- PROBLEM STATEMENT
Copy each line of the entries that includes the word "Contracted".
[Opening RECORDED DATA section]
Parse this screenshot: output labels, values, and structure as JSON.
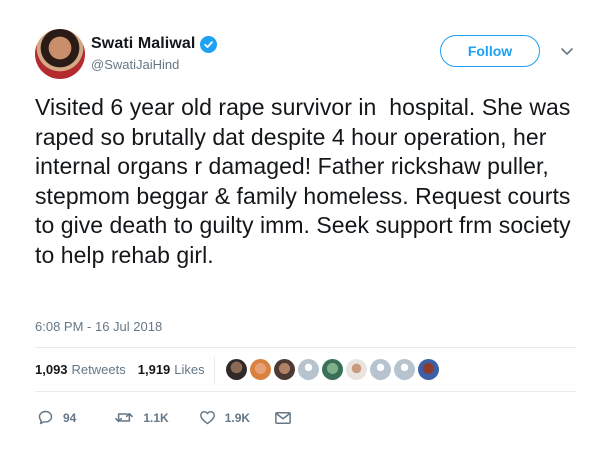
{
  "author": {
    "name": "Swati Maliwal",
    "handle": "@SwatiJaiHind",
    "verified": true
  },
  "follow_label": "Follow",
  "tweet_text": "Visited 6 year old rape survivor in  hospital. She was raped so brutally dat despite 4 hour operation, her internal organs r damaged! Father rickshaw puller, stepmom beggar & family homeless. Request courts to give death to guilty imm. Seek support frm society to help rehab girl.",
  "timestamp": "6:08 PM - 16 Jul 2018",
  "stats": {
    "retweets_count": "1,093",
    "retweets_label": "Retweets",
    "likes_count": "1,919",
    "likes_label": "Likes"
  },
  "actions": {
    "reply_count": "94",
    "retweet_count": "1.1K",
    "like_count": "1.9K"
  },
  "colors": {
    "accent": "#1da1f2",
    "text": "#14171a",
    "muted": "#657786",
    "divider": "#e6ecf0"
  }
}
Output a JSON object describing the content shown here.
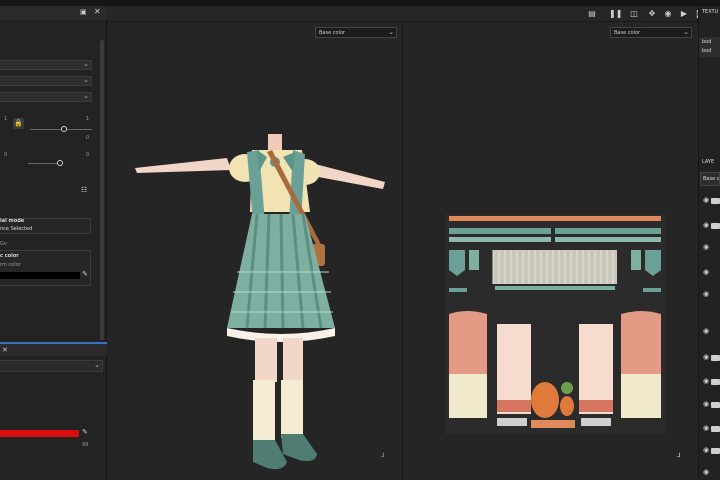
{
  "viewport3d": {
    "channel_select": "Base color"
  },
  "viewport2d": {
    "channel_select": "Base color"
  },
  "left_panel": {
    "slider_row1": {
      "min": "1",
      "max": "1",
      "value": "0"
    },
    "slider_row2": {
      "left": "0",
      "value": "0"
    },
    "mode_box": {
      "title": "ial mode",
      "subtitle": "nce Selected"
    },
    "label_gv": "Gv",
    "color_box": {
      "title": "c color",
      "subtitle": "rm color"
    },
    "base_color_value": "#000000",
    "lower_color_value": "#d90f0f",
    "lower_number": "99"
  },
  "right_panel": {
    "title": "TEXTU",
    "items": [
      "bod",
      "bod"
    ],
    "layers_title": "LAYE",
    "layers_select": "Base c"
  },
  "colors": {
    "accent_blue": "#3a70c0",
    "lower_color": "#d90f0f"
  }
}
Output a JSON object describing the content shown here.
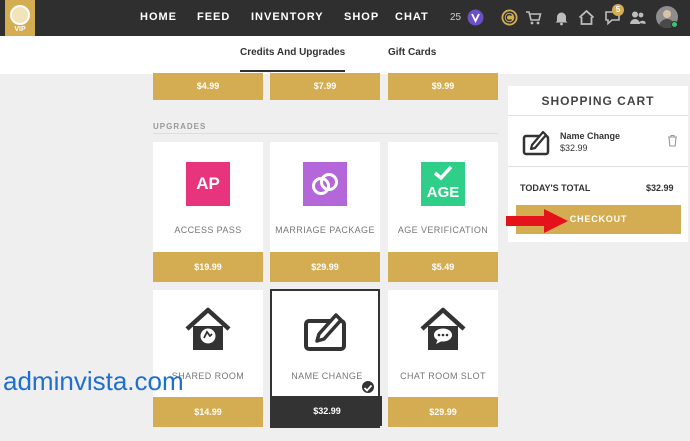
{
  "nav": {
    "logo_text": "VIP",
    "items": [
      "HOME",
      "FEED",
      "INVENTORY",
      "SHOP",
      "CHAT"
    ],
    "token_count": "25",
    "notification_count": "5"
  },
  "tabs": {
    "credits": "Credits And Upgrades",
    "gift_cards": "Gift Cards"
  },
  "top_prices": [
    "$4.99",
    "$7.99",
    "$9.99"
  ],
  "section": "UPGRADES",
  "upgrades": [
    {
      "label": "ACCESS PASS",
      "price": "$19.99",
      "tile": "AP",
      "color": "#e8347c"
    },
    {
      "label": "MARRIAGE PACKAGE",
      "price": "$29.99",
      "color": "#b467d8"
    },
    {
      "label": "AGE VERIFICATION",
      "price": "$5.49",
      "tile": "AGE",
      "color": "#2fcf8a"
    },
    {
      "label": "SHARED ROOM",
      "price": "$14.99"
    },
    {
      "label": "NAME CHANGE",
      "price": "$32.99"
    },
    {
      "label": "CHAT ROOM SLOT",
      "price": "$29.99"
    }
  ],
  "cart": {
    "title": "SHOPPING CART",
    "item_name": "Name Change",
    "item_price": "$32.99",
    "total_label": "TODAY'S TOTAL",
    "total_value": "$32.99",
    "checkout": "CHECKOUT"
  },
  "watermark": "adminvista.com",
  "colors": {
    "gold": "#d4ad52",
    "dark": "#333333",
    "arrow": "#e3121b"
  }
}
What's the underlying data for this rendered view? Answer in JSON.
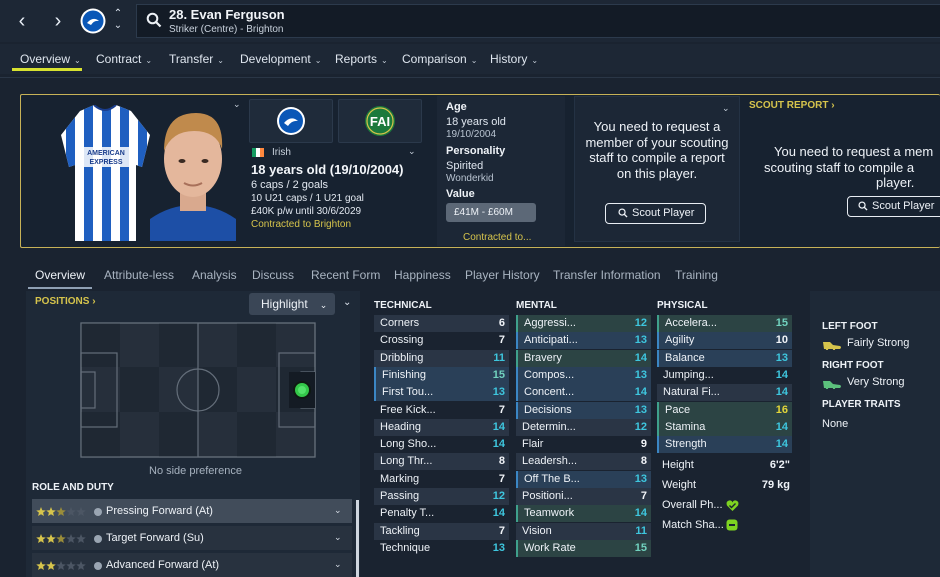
{
  "header": {
    "player_name": "28. Evan Ferguson",
    "player_position": "Striker (Centre) - Brighton"
  },
  "main_nav": [
    {
      "label": "Overview"
    },
    {
      "label": "Contract"
    },
    {
      "label": "Transfer"
    },
    {
      "label": "Development"
    },
    {
      "label": "Reports"
    },
    {
      "label": "Comparison"
    },
    {
      "label": "History"
    }
  ],
  "profile": {
    "nationality": "Irish",
    "age_line": "18 years old (19/10/2004)",
    "caps": "6 caps / 2 goals",
    "u21": "10 U21 caps / 1 U21 goal",
    "wage": "£40K p/w until 30/6/2029",
    "contracted": "Contracted to Brighton",
    "club_badge_text": "FAI"
  },
  "age_panel": {
    "age_label": "Age",
    "age_value": "18 years old",
    "dob": "19/10/2004",
    "personality_label": "Personality",
    "personality_value": "Spirited",
    "media_value": "Wonderkid",
    "value_label": "Value",
    "value_range": "£41M - £60M",
    "contracted": "Contracted to..."
  },
  "scout": {
    "message1": "You need to request a member of your scouting staff to compile a report on this player.",
    "button1": "Scout Player",
    "report_heading": "SCOUT REPORT",
    "message2_line1": "You need to request a mem",
    "message2_line2": "scouting staff to compile a",
    "message2_line3": "player.",
    "button2": "Scout Player"
  },
  "subtabs": [
    {
      "label": "Overview"
    },
    {
      "label": "Attribute-less"
    },
    {
      "label": "Analysis"
    },
    {
      "label": "Discuss"
    },
    {
      "label": "Recent Form"
    },
    {
      "label": "Happiness"
    },
    {
      "label": "Player History"
    },
    {
      "label": "Transfer Information"
    },
    {
      "label": "Training"
    }
  ],
  "positions": {
    "heading": "POSITIONS",
    "highlight_label": "Highlight",
    "no_side": "No side preference",
    "role_heading": "ROLE AND DUTY",
    "roles": [
      {
        "label": "Pressing Forward (At)",
        "stars": 2.5
      },
      {
        "label": "Target Forward (Su)",
        "stars": 2.5
      },
      {
        "label": "Advanced Forward (At)",
        "stars": 2
      }
    ]
  },
  "attributes": {
    "technical_heading": "TECHNICAL",
    "mental_heading": "MENTAL",
    "physical_heading": "PHYSICAL",
    "technical": [
      {
        "name": "Corners",
        "value": "6",
        "color": "#f1f4f8",
        "hl": ""
      },
      {
        "name": "Crossing",
        "value": "7",
        "color": "#f1f4f8",
        "hl": ""
      },
      {
        "name": "Dribbling",
        "value": "11",
        "color": "#3ec6de",
        "hl": ""
      },
      {
        "name": "Finishing",
        "value": "15",
        "color": "#71d2be",
        "hl": "blue"
      },
      {
        "name": "First Tou...",
        "value": "13",
        "color": "#3ec6de",
        "hl": "blue"
      },
      {
        "name": "Free Kick...",
        "value": "7",
        "color": "#f1f4f8",
        "hl": ""
      },
      {
        "name": "Heading",
        "value": "14",
        "color": "#3ec6de",
        "hl": ""
      },
      {
        "name": "Long Sho...",
        "value": "14",
        "color": "#3ec6de",
        "hl": ""
      },
      {
        "name": "Long Thr...",
        "value": "8",
        "color": "#f1f4f8",
        "hl": ""
      },
      {
        "name": "Marking",
        "value": "7",
        "color": "#f1f4f8",
        "hl": ""
      },
      {
        "name": "Passing",
        "value": "12",
        "color": "#3ec6de",
        "hl": ""
      },
      {
        "name": "Penalty T...",
        "value": "14",
        "color": "#3ec6de",
        "hl": ""
      },
      {
        "name": "Tackling",
        "value": "7",
        "color": "#f1f4f8",
        "hl": ""
      },
      {
        "name": "Technique",
        "value": "13",
        "color": "#3ec6de",
        "hl": ""
      }
    ],
    "mental": [
      {
        "name": "Aggressi...",
        "value": "12",
        "color": "#3ec6de",
        "hl": "green"
      },
      {
        "name": "Anticipati...",
        "value": "13",
        "color": "#3ec6de",
        "hl": "blue"
      },
      {
        "name": "Bravery",
        "value": "14",
        "color": "#3ec6de",
        "hl": "green"
      },
      {
        "name": "Compos...",
        "value": "13",
        "color": "#3ec6de",
        "hl": "blue"
      },
      {
        "name": "Concent...",
        "value": "14",
        "color": "#3ec6de",
        "hl": "blue"
      },
      {
        "name": "Decisions",
        "value": "13",
        "color": "#3ec6de",
        "hl": "blue"
      },
      {
        "name": "Determin...",
        "value": "12",
        "color": "#3ec6de",
        "hl": ""
      },
      {
        "name": "Flair",
        "value": "9",
        "color": "#f1f4f8",
        "hl": ""
      },
      {
        "name": "Leadersh...",
        "value": "8",
        "color": "#f1f4f8",
        "hl": ""
      },
      {
        "name": "Off The B...",
        "value": "13",
        "color": "#3ec6de",
        "hl": "blue"
      },
      {
        "name": "Positioni...",
        "value": "7",
        "color": "#f1f4f8",
        "hl": ""
      },
      {
        "name": "Teamwork",
        "value": "14",
        "color": "#3ec6de",
        "hl": "green"
      },
      {
        "name": "Vision",
        "value": "11",
        "color": "#3ec6de",
        "hl": ""
      },
      {
        "name": "Work Rate",
        "value": "15",
        "color": "#71d2be",
        "hl": "green"
      }
    ],
    "physical": [
      {
        "name": "Accelera...",
        "value": "15",
        "color": "#71d2be",
        "hl": "green"
      },
      {
        "name": "Agility",
        "value": "10",
        "color": "#f1f4f8",
        "hl": "blue"
      },
      {
        "name": "Balance",
        "value": "13",
        "color": "#3ec6de",
        "hl": "blue"
      },
      {
        "name": "Jumping...",
        "value": "14",
        "color": "#3ec6de",
        "hl": ""
      },
      {
        "name": "Natural Fi...",
        "value": "14",
        "color": "#3ec6de",
        "hl": ""
      },
      {
        "name": "Pace",
        "value": "16",
        "color": "#e2d63a",
        "hl": "green"
      },
      {
        "name": "Stamina",
        "value": "14",
        "color": "#3ec6de",
        "hl": "green"
      },
      {
        "name": "Strength",
        "value": "14",
        "color": "#3ec6de",
        "hl": "blue"
      }
    ],
    "extra": {
      "height_label": "Height",
      "height_value": "6'2\"",
      "weight_label": "Weight",
      "weight_value": "79 kg",
      "overall_label": "Overall Ph...",
      "match_label": "Match Sha..."
    }
  },
  "foot": {
    "left_heading": "LEFT FOOT",
    "left_value": "Fairly Strong",
    "right_heading": "RIGHT FOOT",
    "right_value": "Very Strong",
    "traits_heading": "PLAYER TRAITS",
    "traits_value": "None"
  },
  "colors": {
    "accent_yellow": "#d8e230",
    "gold": "#d6c44c",
    "green_status": "#7ed321"
  }
}
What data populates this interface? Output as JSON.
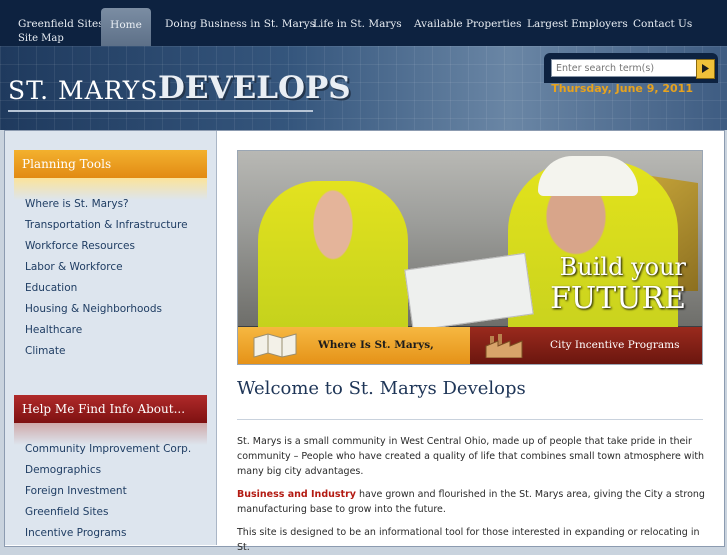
{
  "nav": {
    "items": [
      "Greenfield Sites",
      "Home",
      "Doing Business in St. Marys",
      "Life in St. Marys",
      "Available Properties",
      "Largest Employers",
      "Contact Us"
    ],
    "sitemap": "Site Map"
  },
  "banner": {
    "logo_part1": "ST. MARYS",
    "logo_part2": "DEVELOPS",
    "date": "Thursday, June 9, 2011",
    "search_placeholder": "Enter search term(s)"
  },
  "sidebar": {
    "planning_title": "Planning Tools",
    "planning_items": [
      "Where is St. Marys?",
      "Transportation & Infrastructure",
      "Workforce Resources",
      "Labor & Workforce",
      "Education",
      "Housing & Neighborhoods",
      "Healthcare",
      "Climate"
    ],
    "help_title": "Help Me Find Info About...",
    "help_items": [
      "Community Improvement Corp.",
      "Demographics",
      "Foreign Investment",
      "Greenfield Sites",
      "Incentive Programs"
    ]
  },
  "hero": {
    "tag_line1": "Build your",
    "tag_line2": "FUTURE",
    "btn_left": "Where Is St. Marys, Ohio?",
    "btn_right": "City Incentive Programs"
  },
  "main": {
    "title": "Welcome to St. Marys Develops",
    "para1": "St. Marys is a small community in West Central Ohio, made up of people that take pride in their community – People who have created a quality of life that combines small town atmosphere with many big city advantages.",
    "para2_highlight": "Business and Industry",
    "para2_rest": " have grown and flourished in the St. Marys area, giving the City a strong manufacturing base to grow into the future.",
    "para3": "This site is designed to be an informational tool for those interested in expanding or relocating in St."
  },
  "colors": {
    "nav_bg": "#0d2240",
    "accent_orange": "#e8a31d",
    "accent_red": "#8f1b1b"
  }
}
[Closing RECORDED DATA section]
- YOUR SOLUTION
    "contracted": "Contracted to Brighton",
    "contracted": "Contracted to..."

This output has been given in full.